Items listed in a dataset
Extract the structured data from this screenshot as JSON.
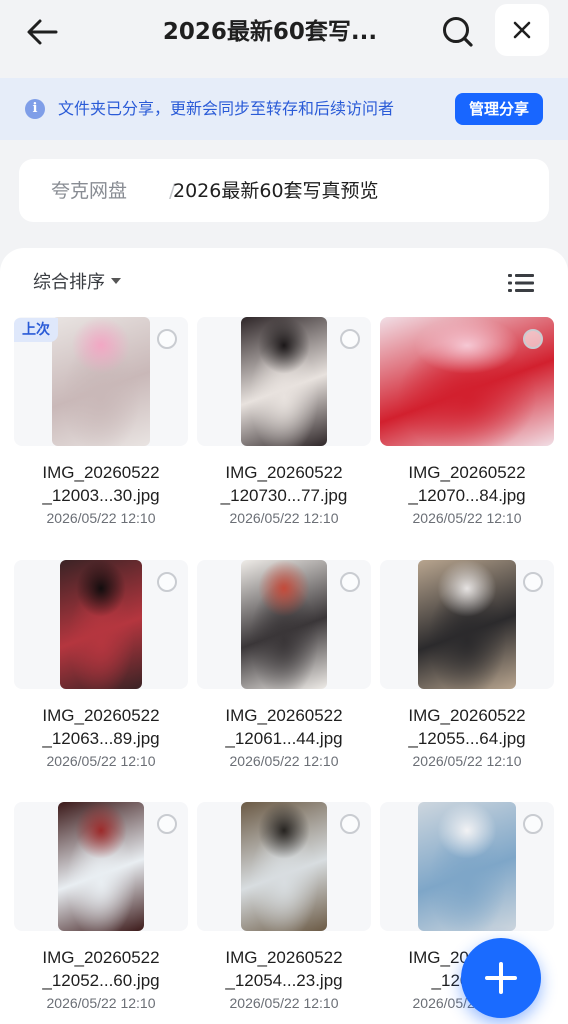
{
  "header": {
    "title": "2026最新60套写...",
    "back_icon": "arrow-left-icon",
    "search_icon": "search-icon",
    "close_icon": "close-icon"
  },
  "banner": {
    "icon": "info-icon",
    "icon_glyph": "i",
    "text": "文件夹已分享，更新会同步至转存和后续访问者",
    "button": "管理分享",
    "accent": "#1866ff"
  },
  "breadcrumb": {
    "root": "夸克网盘",
    "separator": "/",
    "current": "2026最新60套写真预览"
  },
  "toolbar": {
    "sort_label": "综合排序",
    "view_icon": "list-view-icon"
  },
  "files": [
    {
      "name1": "IMG_20260522",
      "name2": "_12003...30.jpg",
      "date": "2026/05/22 12:10",
      "badge": "上次",
      "palette": [
        "#e9e4e2",
        "#c9b8b8",
        "#f2a7c4"
      ]
    },
    {
      "name1": "IMG_20260522",
      "name2": "_120730...77.jpg",
      "date": "2026/05/22 12:10",
      "palette": [
        "#2e2628",
        "#e8e2de",
        "#1b1718"
      ]
    },
    {
      "name1": "IMG_20260522",
      "name2": "_12070...84.jpg",
      "date": "2026/05/22 12:10",
      "palette": [
        "#f1dfe6",
        "#d2202e",
        "#f6c8d4"
      ]
    },
    {
      "name1": "IMG_20260522",
      "name2": "_12063...89.jpg",
      "date": "2026/05/22 12:10",
      "palette": [
        "#3a2325",
        "#b5363f",
        "#120d0e"
      ]
    },
    {
      "name1": "IMG_20260522",
      "name2": "_12061...44.jpg",
      "date": "2026/05/22 12:10",
      "palette": [
        "#efece8",
        "#3a3638",
        "#c44a3a"
      ]
    },
    {
      "name1": "IMG_20260522",
      "name2": "_12055...64.jpg",
      "date": "2026/05/22 12:10",
      "palette": [
        "#b8a58f",
        "#2b2a2c",
        "#e6e3e2"
      ]
    },
    {
      "name1": "IMG_20260522",
      "name2": "_12052...60.jpg",
      "date": "2026/05/22 12:10",
      "palette": [
        "#3c1a1a",
        "#e9eef2",
        "#9c2a2a"
      ]
    },
    {
      "name1": "IMG_20260522",
      "name2": "_12054...23.jpg",
      "date": "2026/05/22 12:10",
      "palette": [
        "#6b5a45",
        "#d8dde0",
        "#262320"
      ]
    },
    {
      "name1": "IMG_20260522",
      "name2": "_12051...",
      "date": "2026/05/22 12:10",
      "palette": [
        "#cdd6de",
        "#7ea6c8",
        "#f2f2f4"
      ]
    }
  ],
  "fab": {
    "icon": "plus-icon"
  }
}
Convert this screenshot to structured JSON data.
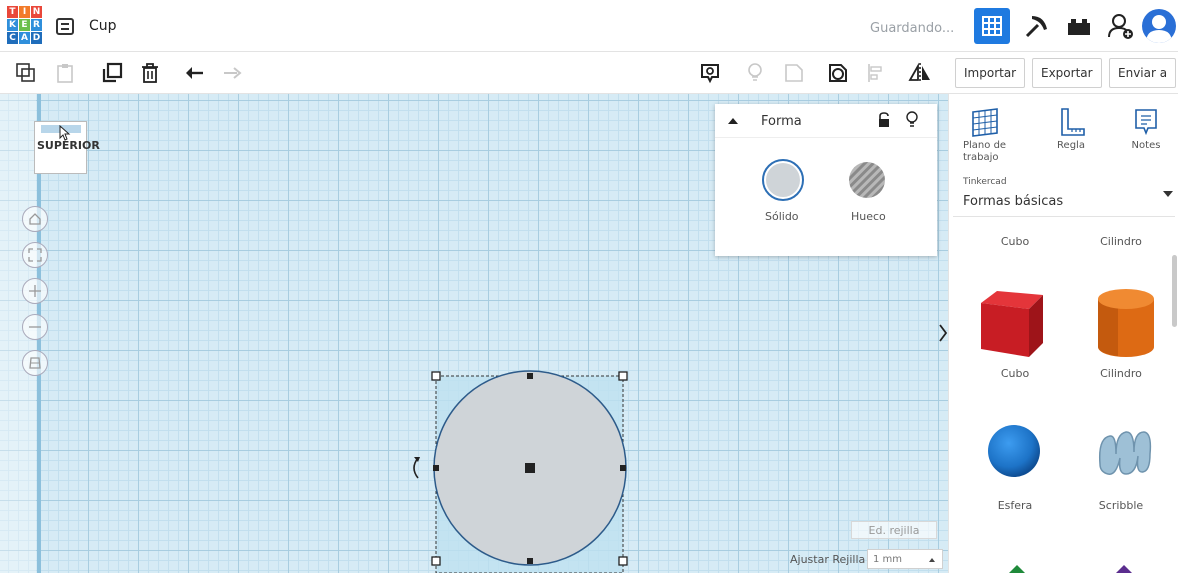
{
  "app": {
    "logo_letters": [
      "T",
      "I",
      "N",
      "K",
      "E",
      "R",
      "C",
      "A",
      "D"
    ],
    "design_title": "Cup",
    "status": "Guardando..."
  },
  "toolbar": {
    "import_label": "Importar",
    "export_label": "Exportar",
    "send_label": "Enviar a"
  },
  "viewcube": {
    "face_label": "SUPERIOR"
  },
  "shape_panel": {
    "title": "Forma",
    "solid_label": "Sólido",
    "hole_label": "Hueco"
  },
  "grid": {
    "edit_label": "Ed. rejilla",
    "snap_label": "Ajustar Rejilla",
    "snap_value": "1 mm"
  },
  "library": {
    "tools": [
      {
        "label": "Plano de\ntrabajo"
      },
      {
        "label": "Regla"
      },
      {
        "label": "Notes"
      }
    ],
    "source_small": "Tinkercad",
    "source_value": "Formas básicas",
    "top_labels": [
      "Cubo",
      "Cilindro"
    ],
    "shapes": [
      {
        "label": "Cubo",
        "color": "#d32027"
      },
      {
        "label": "Cilindro",
        "color": "#e8731a"
      },
      {
        "label": "Esfera",
        "color": "#1d73c7"
      },
      {
        "label": "Scribble",
        "color": "#8fb3c9"
      }
    ]
  },
  "colors": {
    "accent": "#1f7ae0",
    "grid_bg": "#d6ebf5",
    "selected_shape": "#cfd4d8"
  }
}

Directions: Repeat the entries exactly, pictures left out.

Solution for this task:
Extract the structured data from this screenshot as JSON.
{
  "header": {
    "title": "2026最新60套写...",
    "back_icon": "arrow-left-icon",
    "search_icon": "search-icon",
    "close_icon": "close-icon"
  },
  "banner": {
    "icon": "info-icon",
    "icon_glyph": "i",
    "text": "文件夹已分享，更新会同步至转存和后续访问者",
    "button": "管理分享",
    "accent": "#1866ff"
  },
  "breadcrumb": {
    "root": "夸克网盘",
    "separator": "/",
    "current": "2026最新60套写真预览"
  },
  "toolbar": {
    "sort_label": "综合排序",
    "view_icon": "list-view-icon"
  },
  "files": [
    {
      "name1": "IMG_20260522",
      "name2": "_12003...30.jpg",
      "date": "2026/05/22 12:10",
      "badge": "上次",
      "palette": [
        "#e9e4e2",
        "#c9b8b8",
        "#f2a7c4"
      ]
    },
    {
      "name1": "IMG_20260522",
      "name2": "_120730...77.jpg",
      "date": "2026/05/22 12:10",
      "palette": [
        "#2e2628",
        "#e8e2de",
        "#1b1718"
      ]
    },
    {
      "name1": "IMG_20260522",
      "name2": "_12070...84.jpg",
      "date": "2026/05/22 12:10",
      "palette": [
        "#f1dfe6",
        "#d2202e",
        "#f6c8d4"
      ]
    },
    {
      "name1": "IMG_20260522",
      "name2": "_12063...89.jpg",
      "date": "2026/05/22 12:10",
      "palette": [
        "#3a2325",
        "#b5363f",
        "#120d0e"
      ]
    },
    {
      "name1": "IMG_20260522",
      "name2": "_12061...44.jpg",
      "date": "2026/05/22 12:10",
      "palette": [
        "#efece8",
        "#3a3638",
        "#c44a3a"
      ]
    },
    {
      "name1": "IMG_20260522",
      "name2": "_12055...64.jpg",
      "date": "2026/05/22 12:10",
      "palette": [
        "#b8a58f",
        "#2b2a2c",
        "#e6e3e2"
      ]
    },
    {
      "name1": "IMG_20260522",
      "name2": "_12052...60.jpg",
      "date": "2026/05/22 12:10",
      "palette": [
        "#3c1a1a",
        "#e9eef2",
        "#9c2a2a"
      ]
    },
    {
      "name1": "IMG_20260522",
      "name2": "_12054...23.jpg",
      "date": "2026/05/22 12:10",
      "palette": [
        "#6b5a45",
        "#d8dde0",
        "#262320"
      ]
    },
    {
      "name1": "IMG_20260522",
      "name2": "_12051...",
      "date": "2026/05/22 12:10",
      "palette": [
        "#cdd6de",
        "#7ea6c8",
        "#f2f2f4"
      ]
    }
  ],
  "fab": {
    "icon": "plus-icon"
  }
}
Convert this screenshot to structured JSON data.
{
  "app": {
    "logo_letters": [
      "T",
      "I",
      "N",
      "K",
      "E",
      "R",
      "C",
      "A",
      "D"
    ],
    "design_title": "Cup",
    "status": "Guardando..."
  },
  "toolbar": {
    "import_label": "Importar",
    "export_label": "Exportar",
    "send_label": "Enviar a"
  },
  "viewcube": {
    "face_label": "SUPERIOR"
  },
  "shape_panel": {
    "title": "Forma",
    "solid_label": "Sólido",
    "hole_label": "Hueco"
  },
  "grid": {
    "edit_label": "Ed. rejilla",
    "snap_label": "Ajustar Rejilla",
    "snap_value": "1 mm"
  },
  "library": {
    "tools": [
      {
        "label": "Plano de\ntrabajo"
      },
      {
        "label": "Regla"
      },
      {
        "label": "Notes"
      }
    ],
    "source_small": "Tinkercad",
    "source_value": "Formas básicas",
    "top_labels": [
      "Cubo",
      "Cilindro"
    ],
    "shapes": [
      {
        "label": "Cubo",
        "color": "#d32027"
      },
      {
        "label": "Cilindro",
        "color": "#e8731a"
      },
      {
        "label": "Esfera",
        "color": "#1d73c7"
      },
      {
        "label": "Scribble",
        "color": "#8fb3c9"
      }
    ]
  },
  "colors": {
    "accent": "#1f7ae0",
    "grid_bg": "#d6ebf5",
    "selected_shape": "#cfd4d8"
  }
}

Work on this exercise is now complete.